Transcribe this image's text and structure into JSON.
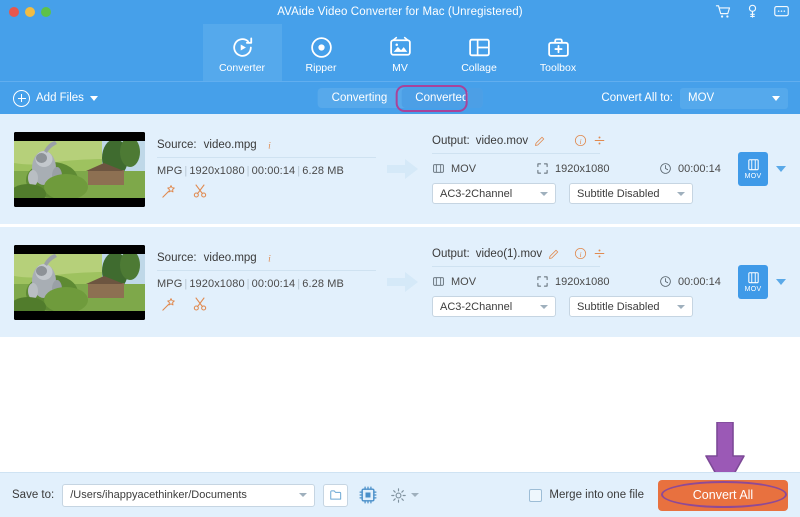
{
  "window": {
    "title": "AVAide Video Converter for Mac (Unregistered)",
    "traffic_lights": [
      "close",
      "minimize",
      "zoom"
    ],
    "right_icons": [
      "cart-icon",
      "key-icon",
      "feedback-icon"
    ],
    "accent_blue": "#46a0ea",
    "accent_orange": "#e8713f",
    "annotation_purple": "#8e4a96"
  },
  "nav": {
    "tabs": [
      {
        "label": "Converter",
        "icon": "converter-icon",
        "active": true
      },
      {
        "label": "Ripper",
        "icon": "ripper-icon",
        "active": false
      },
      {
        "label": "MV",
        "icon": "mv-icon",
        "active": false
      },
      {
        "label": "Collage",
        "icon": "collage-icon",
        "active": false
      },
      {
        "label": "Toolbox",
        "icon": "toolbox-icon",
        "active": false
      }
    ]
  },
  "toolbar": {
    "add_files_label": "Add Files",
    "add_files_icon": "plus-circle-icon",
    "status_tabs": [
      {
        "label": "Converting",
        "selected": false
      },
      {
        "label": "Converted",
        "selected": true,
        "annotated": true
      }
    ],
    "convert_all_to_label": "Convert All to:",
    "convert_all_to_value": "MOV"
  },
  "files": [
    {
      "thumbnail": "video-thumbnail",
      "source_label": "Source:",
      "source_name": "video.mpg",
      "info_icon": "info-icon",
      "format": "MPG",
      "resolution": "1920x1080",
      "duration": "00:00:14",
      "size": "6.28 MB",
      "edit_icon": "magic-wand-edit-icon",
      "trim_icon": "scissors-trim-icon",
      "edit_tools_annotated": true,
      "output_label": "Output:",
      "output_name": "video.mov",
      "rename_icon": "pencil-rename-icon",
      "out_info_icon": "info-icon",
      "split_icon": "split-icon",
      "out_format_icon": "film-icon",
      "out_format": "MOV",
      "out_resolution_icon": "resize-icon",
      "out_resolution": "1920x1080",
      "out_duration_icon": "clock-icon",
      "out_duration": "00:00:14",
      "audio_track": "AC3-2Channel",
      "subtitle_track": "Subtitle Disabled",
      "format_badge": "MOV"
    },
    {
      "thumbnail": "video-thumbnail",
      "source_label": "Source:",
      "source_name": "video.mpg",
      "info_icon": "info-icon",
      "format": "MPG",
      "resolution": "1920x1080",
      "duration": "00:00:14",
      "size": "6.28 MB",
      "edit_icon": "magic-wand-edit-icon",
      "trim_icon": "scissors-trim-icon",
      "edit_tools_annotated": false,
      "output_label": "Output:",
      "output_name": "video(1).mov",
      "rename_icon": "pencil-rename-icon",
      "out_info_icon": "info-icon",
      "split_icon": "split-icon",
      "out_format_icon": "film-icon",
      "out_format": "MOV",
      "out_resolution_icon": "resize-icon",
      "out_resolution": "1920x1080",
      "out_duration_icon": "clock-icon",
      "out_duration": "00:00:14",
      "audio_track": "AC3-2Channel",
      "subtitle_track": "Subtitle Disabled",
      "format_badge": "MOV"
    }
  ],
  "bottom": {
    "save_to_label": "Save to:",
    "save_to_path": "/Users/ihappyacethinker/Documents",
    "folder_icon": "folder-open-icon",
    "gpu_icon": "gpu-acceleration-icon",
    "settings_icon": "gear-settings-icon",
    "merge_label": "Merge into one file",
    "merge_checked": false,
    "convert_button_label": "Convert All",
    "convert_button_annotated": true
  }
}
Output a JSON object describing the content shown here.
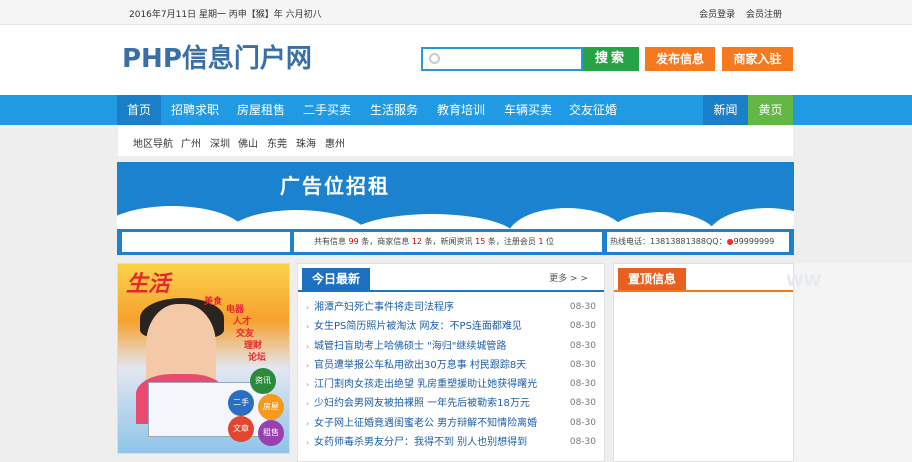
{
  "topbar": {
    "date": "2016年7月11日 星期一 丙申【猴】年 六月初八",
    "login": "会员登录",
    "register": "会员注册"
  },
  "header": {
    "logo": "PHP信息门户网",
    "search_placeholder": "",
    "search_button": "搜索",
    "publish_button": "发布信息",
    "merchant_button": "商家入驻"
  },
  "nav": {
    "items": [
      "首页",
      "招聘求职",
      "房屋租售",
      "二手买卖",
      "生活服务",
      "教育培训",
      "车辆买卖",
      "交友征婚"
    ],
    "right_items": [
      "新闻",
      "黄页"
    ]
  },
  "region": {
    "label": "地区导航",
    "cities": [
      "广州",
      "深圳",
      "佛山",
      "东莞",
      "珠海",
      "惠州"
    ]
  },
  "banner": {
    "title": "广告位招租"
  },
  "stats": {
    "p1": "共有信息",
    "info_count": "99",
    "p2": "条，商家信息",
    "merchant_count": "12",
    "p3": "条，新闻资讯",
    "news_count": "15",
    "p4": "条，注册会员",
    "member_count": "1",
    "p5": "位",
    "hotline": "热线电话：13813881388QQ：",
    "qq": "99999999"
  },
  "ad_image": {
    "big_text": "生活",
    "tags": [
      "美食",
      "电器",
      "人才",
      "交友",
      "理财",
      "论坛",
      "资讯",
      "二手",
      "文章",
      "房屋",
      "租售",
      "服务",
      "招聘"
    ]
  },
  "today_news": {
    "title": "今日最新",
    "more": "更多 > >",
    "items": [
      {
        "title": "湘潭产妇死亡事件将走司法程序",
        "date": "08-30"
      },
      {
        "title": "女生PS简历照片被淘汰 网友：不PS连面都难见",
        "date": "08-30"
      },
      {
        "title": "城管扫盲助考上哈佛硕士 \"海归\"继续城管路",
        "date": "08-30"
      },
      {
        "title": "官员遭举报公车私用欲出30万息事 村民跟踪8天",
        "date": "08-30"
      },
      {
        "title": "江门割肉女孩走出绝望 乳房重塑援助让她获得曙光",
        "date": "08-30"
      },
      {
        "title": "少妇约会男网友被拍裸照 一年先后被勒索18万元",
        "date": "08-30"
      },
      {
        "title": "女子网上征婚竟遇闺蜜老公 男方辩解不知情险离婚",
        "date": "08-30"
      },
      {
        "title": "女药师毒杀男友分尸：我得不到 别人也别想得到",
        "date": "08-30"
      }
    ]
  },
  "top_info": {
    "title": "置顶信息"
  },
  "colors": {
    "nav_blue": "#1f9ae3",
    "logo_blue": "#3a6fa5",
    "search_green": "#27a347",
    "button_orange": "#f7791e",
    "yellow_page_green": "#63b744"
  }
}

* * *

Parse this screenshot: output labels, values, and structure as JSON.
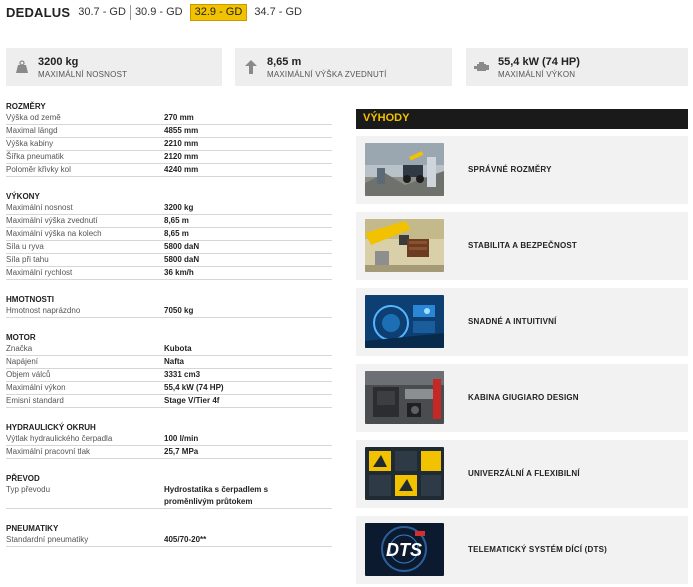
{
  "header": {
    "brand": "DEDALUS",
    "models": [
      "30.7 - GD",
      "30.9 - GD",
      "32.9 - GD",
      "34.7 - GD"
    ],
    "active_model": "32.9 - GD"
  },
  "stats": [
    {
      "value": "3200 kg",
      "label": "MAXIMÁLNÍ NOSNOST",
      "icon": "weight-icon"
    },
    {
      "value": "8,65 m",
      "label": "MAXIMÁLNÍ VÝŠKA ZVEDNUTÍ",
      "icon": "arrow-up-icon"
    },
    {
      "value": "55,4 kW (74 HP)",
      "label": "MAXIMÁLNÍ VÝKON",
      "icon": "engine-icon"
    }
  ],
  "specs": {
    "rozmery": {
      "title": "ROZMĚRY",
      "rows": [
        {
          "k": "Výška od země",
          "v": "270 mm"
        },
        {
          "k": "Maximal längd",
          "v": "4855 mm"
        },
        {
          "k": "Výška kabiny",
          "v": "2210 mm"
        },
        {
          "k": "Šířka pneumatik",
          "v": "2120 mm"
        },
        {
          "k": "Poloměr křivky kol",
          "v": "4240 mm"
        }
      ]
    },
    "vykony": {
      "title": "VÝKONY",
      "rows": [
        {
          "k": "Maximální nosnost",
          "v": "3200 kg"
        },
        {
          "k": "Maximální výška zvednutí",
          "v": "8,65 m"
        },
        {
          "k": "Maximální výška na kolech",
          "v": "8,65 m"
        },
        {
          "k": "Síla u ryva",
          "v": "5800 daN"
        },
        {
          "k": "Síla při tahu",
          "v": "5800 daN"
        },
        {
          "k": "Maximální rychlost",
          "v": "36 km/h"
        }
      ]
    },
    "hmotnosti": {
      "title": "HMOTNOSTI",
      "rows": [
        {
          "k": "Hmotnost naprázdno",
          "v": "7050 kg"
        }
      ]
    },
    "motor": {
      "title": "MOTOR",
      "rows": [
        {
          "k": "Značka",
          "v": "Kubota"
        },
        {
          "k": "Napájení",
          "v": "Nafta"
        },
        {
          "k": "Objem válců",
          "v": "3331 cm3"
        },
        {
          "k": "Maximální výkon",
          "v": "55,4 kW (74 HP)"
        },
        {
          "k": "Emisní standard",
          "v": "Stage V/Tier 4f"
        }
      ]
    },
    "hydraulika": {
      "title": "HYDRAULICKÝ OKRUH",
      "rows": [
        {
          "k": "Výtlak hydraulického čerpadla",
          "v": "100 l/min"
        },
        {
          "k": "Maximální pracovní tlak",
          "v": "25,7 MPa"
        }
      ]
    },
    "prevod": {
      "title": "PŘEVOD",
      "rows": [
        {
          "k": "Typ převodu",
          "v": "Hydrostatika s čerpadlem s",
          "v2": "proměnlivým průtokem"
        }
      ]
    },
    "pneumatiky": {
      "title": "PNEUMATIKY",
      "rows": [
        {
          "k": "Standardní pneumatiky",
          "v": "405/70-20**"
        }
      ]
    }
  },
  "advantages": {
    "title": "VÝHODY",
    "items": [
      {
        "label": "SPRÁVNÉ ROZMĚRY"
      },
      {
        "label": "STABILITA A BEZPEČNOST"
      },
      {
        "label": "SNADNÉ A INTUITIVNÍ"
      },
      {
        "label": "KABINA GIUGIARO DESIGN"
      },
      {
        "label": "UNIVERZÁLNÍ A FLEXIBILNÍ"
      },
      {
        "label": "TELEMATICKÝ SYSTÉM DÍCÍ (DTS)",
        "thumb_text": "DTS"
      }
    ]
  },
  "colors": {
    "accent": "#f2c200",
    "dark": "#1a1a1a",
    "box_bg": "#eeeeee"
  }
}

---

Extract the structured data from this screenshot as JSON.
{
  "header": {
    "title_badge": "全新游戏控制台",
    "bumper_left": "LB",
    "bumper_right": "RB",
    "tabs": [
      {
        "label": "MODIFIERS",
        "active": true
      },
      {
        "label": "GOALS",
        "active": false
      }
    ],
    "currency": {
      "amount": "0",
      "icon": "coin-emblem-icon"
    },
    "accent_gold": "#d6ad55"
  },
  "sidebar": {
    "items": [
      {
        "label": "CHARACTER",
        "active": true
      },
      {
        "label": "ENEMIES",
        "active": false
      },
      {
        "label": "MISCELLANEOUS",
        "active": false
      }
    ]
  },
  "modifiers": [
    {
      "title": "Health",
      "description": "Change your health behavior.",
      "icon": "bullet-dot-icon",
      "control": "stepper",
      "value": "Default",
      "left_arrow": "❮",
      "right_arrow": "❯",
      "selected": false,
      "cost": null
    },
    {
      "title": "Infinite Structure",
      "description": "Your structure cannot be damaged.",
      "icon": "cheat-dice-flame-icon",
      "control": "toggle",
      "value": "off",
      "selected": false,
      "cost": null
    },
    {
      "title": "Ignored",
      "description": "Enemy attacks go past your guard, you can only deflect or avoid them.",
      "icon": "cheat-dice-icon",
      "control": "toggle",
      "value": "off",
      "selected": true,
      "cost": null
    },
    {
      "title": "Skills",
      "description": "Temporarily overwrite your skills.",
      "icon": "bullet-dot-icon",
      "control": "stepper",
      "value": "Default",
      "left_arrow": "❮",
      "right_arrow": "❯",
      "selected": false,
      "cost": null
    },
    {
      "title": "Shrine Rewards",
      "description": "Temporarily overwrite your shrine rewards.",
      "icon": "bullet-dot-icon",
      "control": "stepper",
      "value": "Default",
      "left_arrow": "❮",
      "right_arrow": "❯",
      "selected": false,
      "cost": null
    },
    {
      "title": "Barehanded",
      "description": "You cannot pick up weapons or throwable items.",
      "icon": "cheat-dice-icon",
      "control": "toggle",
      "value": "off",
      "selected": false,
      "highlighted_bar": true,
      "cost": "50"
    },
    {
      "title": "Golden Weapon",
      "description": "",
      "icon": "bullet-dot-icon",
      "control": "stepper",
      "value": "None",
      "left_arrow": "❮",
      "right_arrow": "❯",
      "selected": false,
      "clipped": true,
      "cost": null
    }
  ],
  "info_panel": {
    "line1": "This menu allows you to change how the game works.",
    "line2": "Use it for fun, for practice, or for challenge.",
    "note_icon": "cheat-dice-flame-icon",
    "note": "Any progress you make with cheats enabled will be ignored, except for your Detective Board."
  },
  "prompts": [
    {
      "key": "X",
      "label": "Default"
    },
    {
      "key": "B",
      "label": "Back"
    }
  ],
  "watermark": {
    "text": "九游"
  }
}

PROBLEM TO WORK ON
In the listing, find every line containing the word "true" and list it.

WRITTEN RESPONSE
        "active": true
        "selected": true,
        "annotated": true
      "edit_tools_annotated": true,
    "convert_button_annotated": true
        "active": true
        "active": true
      "selected": true,
      "highlighted_bar": true,
      "clipped": true,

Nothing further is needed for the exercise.